Mistletoe Bough Poem, by Thomas Haynes Bayly of Bath (1797-1839) published in 1844.

 

The mistletoe hung in the castle hall;

The holly branch shone on the old oak wall.

The Baron’s retainers were blithe and gay,

Keeping the Christmas holiday.

 

The Baron beheld with a father’s pride

His beautiful child, Lord Lovell’s bride.

And she, with her bright eyes seemed to be

The star of that goodly company.

 

“I’m weary of dancing now”, she cried;

“Here, tarry a moment, I’ll hide, I’ll hide.

And, Lovell, be sure you’re the first to trace

The clue to my secret hiding place.”

 

Away she ran, and her friends began

Each tower to search and each nook to scan.

And young Lovell cried, “Oh, where do you hide?

I’m lonesome without you, my own fair bride.”

 

They sought her that night, they sought her next day.

The sought her in vain when a week passed away.

In the highest, the lowest, the loneliest spot,

Young Lovell sought wildly, but found her not.

 

The years passed by and their grief at last

Was told as a sorrowful tale long past.

When Lovell appeared, all the children cried

“See the old man weeps for his fairy bride.”

 

At length an old chest that had long laid hid

Was found in the castle; they raised the lid

A skeleton form lay mouldering there

In the bridal wreath of that lady fair

 

How sad the day when in sportive jest

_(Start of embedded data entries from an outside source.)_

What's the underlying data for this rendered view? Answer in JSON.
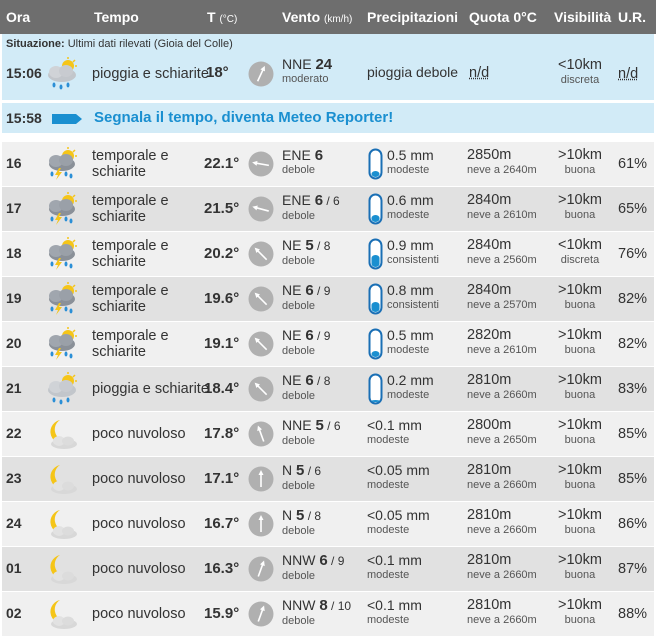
{
  "header": {
    "ora": "Ora",
    "tempo": "Tempo",
    "temp": "T",
    "temp_unit": "(°C)",
    "vento": "Vento",
    "vento_unit": "(km/h)",
    "precipitazioni": "Precipitazioni",
    "quota": "Quota 0°C",
    "visibilita": "Visibilità",
    "ur": "U.R."
  },
  "situazione": {
    "label": "Situazione:",
    "text": "Ultimi dati rilevati (Gioia del Colle)",
    "ora": "15:06",
    "icon": "rain-sun-icon",
    "desc": "pioggia e schiarite",
    "temp": "18°",
    "wind_dir": "NNE",
    "wind_speed": "24",
    "wind_desc": "moderato",
    "prec": "pioggia debole",
    "quota": "n/d",
    "vis": "<10km",
    "vis_desc": "discreta",
    "ur": "n/d"
  },
  "reporter": {
    "ora": "15:58",
    "text": "Segnala il tempo, diventa Meteo Reporter!"
  },
  "rows": [
    {
      "ora": "16",
      "icon": "thunderstorm-icon",
      "desc1": "temporale e",
      "desc2": "schiarite",
      "temp": "22.1°",
      "dir": "ENE",
      "spd": "6",
      "gust": "",
      "wdesc": "debole",
      "prec": "0.5 mm",
      "pdesc": "modeste",
      "fill": 0.25,
      "quota": "2850m",
      "neve": "neve a 2640m",
      "vis": ">10km",
      "vdesc": "buona",
      "ur": "61%",
      "angle": 100
    },
    {
      "ora": "17",
      "icon": "thunderstorm-icon",
      "desc1": "temporale e",
      "desc2": "schiarite",
      "temp": "21.5°",
      "dir": "ENE",
      "spd": "6",
      "gust": "6",
      "wdesc": "debole",
      "prec": "0.6 mm",
      "pdesc": "modeste",
      "fill": 0.3,
      "quota": "2840m",
      "neve": "neve a 2610m",
      "vis": ">10km",
      "vdesc": "buona",
      "ur": "65%",
      "angle": 105
    },
    {
      "ora": "18",
      "icon": "thunderstorm-icon",
      "desc1": "temporale e",
      "desc2": "schiarite",
      "temp": "20.2°",
      "dir": "NE",
      "spd": "5",
      "gust": "8",
      "wdesc": "debole",
      "prec": "0.9 mm",
      "pdesc": "consistenti",
      "fill": 0.45,
      "quota": "2840m",
      "neve": "neve a 2560m",
      "vis": "<10km",
      "vdesc": "discreta",
      "ur": "76%",
      "angle": 135
    },
    {
      "ora": "19",
      "icon": "thunderstorm-icon",
      "desc1": "temporale e",
      "desc2": "schiarite",
      "temp": "19.6°",
      "dir": "NE",
      "spd": "6",
      "gust": "9",
      "wdesc": "debole",
      "prec": "0.8 mm",
      "pdesc": "consistenti",
      "fill": 0.4,
      "quota": "2840m",
      "neve": "neve a 2570m",
      "vis": ">10km",
      "vdesc": "buona",
      "ur": "82%",
      "angle": 135
    },
    {
      "ora": "20",
      "icon": "thunderstorm-icon",
      "desc1": "temporale e",
      "desc2": "schiarite",
      "temp": "19.1°",
      "dir": "NE",
      "spd": "6",
      "gust": "9",
      "wdesc": "debole",
      "prec": "0.5 mm",
      "pdesc": "modeste",
      "fill": 0.25,
      "quota": "2820m",
      "neve": "neve a 2610m",
      "vis": ">10km",
      "vdesc": "buona",
      "ur": "82%",
      "angle": 135
    },
    {
      "ora": "21",
      "icon": "rain-sun-icon",
      "desc1": "pioggia e schiarite",
      "desc2": "",
      "temp": "18.4°",
      "dir": "NE",
      "spd": "6",
      "gust": "8",
      "wdesc": "debole",
      "prec": "0.2 mm",
      "pdesc": "modeste",
      "fill": 0.12,
      "quota": "2810m",
      "neve": "neve a 2660m",
      "vis": ">10km",
      "vdesc": "buona",
      "ur": "83%",
      "angle": 135
    },
    {
      "ora": "22",
      "icon": "moon-cloud-icon",
      "desc1": "poco nuvoloso",
      "desc2": "",
      "temp": "17.8°",
      "dir": "NNE",
      "spd": "5",
      "gust": "6",
      "wdesc": "debole",
      "prec": "<0.1 mm",
      "pdesc": "modeste",
      "fill": -1,
      "quota": "2800m",
      "neve": "neve a 2650m",
      "vis": ">10km",
      "vdesc": "buona",
      "ur": "85%",
      "angle": 160
    },
    {
      "ora": "23",
      "icon": "moon-cloud-icon",
      "desc1": "poco nuvoloso",
      "desc2": "",
      "temp": "17.1°",
      "dir": "N",
      "spd": "5",
      "gust": "6",
      "wdesc": "debole",
      "prec": "<0.05 mm",
      "pdesc": "modeste",
      "fill": -1,
      "quota": "2810m",
      "neve": "neve a 2660m",
      "vis": ">10km",
      "vdesc": "buona",
      "ur": "85%",
      "angle": 180
    },
    {
      "ora": "24",
      "icon": "moon-cloud-icon",
      "desc1": "poco nuvoloso",
      "desc2": "",
      "temp": "16.7°",
      "dir": "N",
      "spd": "5",
      "gust": "8",
      "wdesc": "debole",
      "prec": "<0.05 mm",
      "pdesc": "modeste",
      "fill": -1,
      "quota": "2810m",
      "neve": "neve a 2660m",
      "vis": ">10km",
      "vdesc": "buona",
      "ur": "86%",
      "angle": 180
    },
    {
      "ora": "01",
      "icon": "moon-cloud-icon",
      "desc1": "poco nuvoloso",
      "desc2": "",
      "temp": "16.3°",
      "dir": "NNW",
      "spd": "6",
      "gust": "9",
      "wdesc": "debole",
      "prec": "<0.1 mm",
      "pdesc": "modeste",
      "fill": -1,
      "quota": "2810m",
      "neve": "neve a 2660m",
      "vis": ">10km",
      "vdesc": "buona",
      "ur": "87%",
      "angle": 200
    },
    {
      "ora": "02",
      "icon": "moon-cloud-icon",
      "desc1": "poco nuvoloso",
      "desc2": "",
      "temp": "15.9°",
      "dir": "NNW",
      "spd": "8",
      "gust": "10",
      "wdesc": "debole",
      "prec": "<0.1 mm",
      "pdesc": "modeste",
      "fill": -1,
      "quota": "2810m",
      "neve": "neve a 2660m",
      "vis": ">10km",
      "vdesc": "buona",
      "ur": "88%",
      "angle": 200
    }
  ],
  "colors": {
    "header_bg": "#6e6e6e",
    "row_even": "#f0f0f0",
    "row_odd": "#e1e1e1",
    "now_bg": "#d2ebf7",
    "accent": "#1a8fd0"
  }
}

She hid from her Lord in the old oak chest.

It closed with a spring and a dreadful doom

And the bride lay clasped in a living tomb.

 

1891 census John Warren, aged 51, rector of Bawdrip (the son of the previous John Warren) wife Margaret aged 43, children John 16, James 15, William 13 and another son aged 9.  Sibley Trist governess, aged 28.  Emily Cribble aged 51, nurse.  Mary Brown, aged 22, table maid, Lucy Beardon aged 22, cook.  Kate Bird, aged 18, housemaid.

1901 John Warren, aged 61.  Born in South Brent, Devon.  Son, Frederick 19.  Eliza Tust, a visitor, aged 38.  Elsie Bremner, aged 42, housekeeper.  Blanche Bawden, aged 21, parlour maid.

1902-1913 William Townend

1919-1946 William Cass

1946-1949 Dukes

1949-1955 W. T. E. Morris

In 1949 part of the Rectory building, nearrest the Road, was coverted into a flat, which was occupied until 1972 by Robert Darcey Harris.

1955-1959 Mr Lord, a missionary

11.9.1961-12.5.1967 David Roberts.

4.10.1967-20.8.1968 D. L. Williams.  He was not popular with the older churchgoers as he had a live-in girlfriend.

The premises were auctioned at the Village Hall in October 1987 and were purchased by a developer.  The premises deteriorated until, in 1995, it was purchased by Martin and Jillian Stone.  They saved the property and carried out extensive restoration works.   They revealed some wonderful old fireplaces and the roof void still has a sample of the original thatched roof, pointing to its much early origins.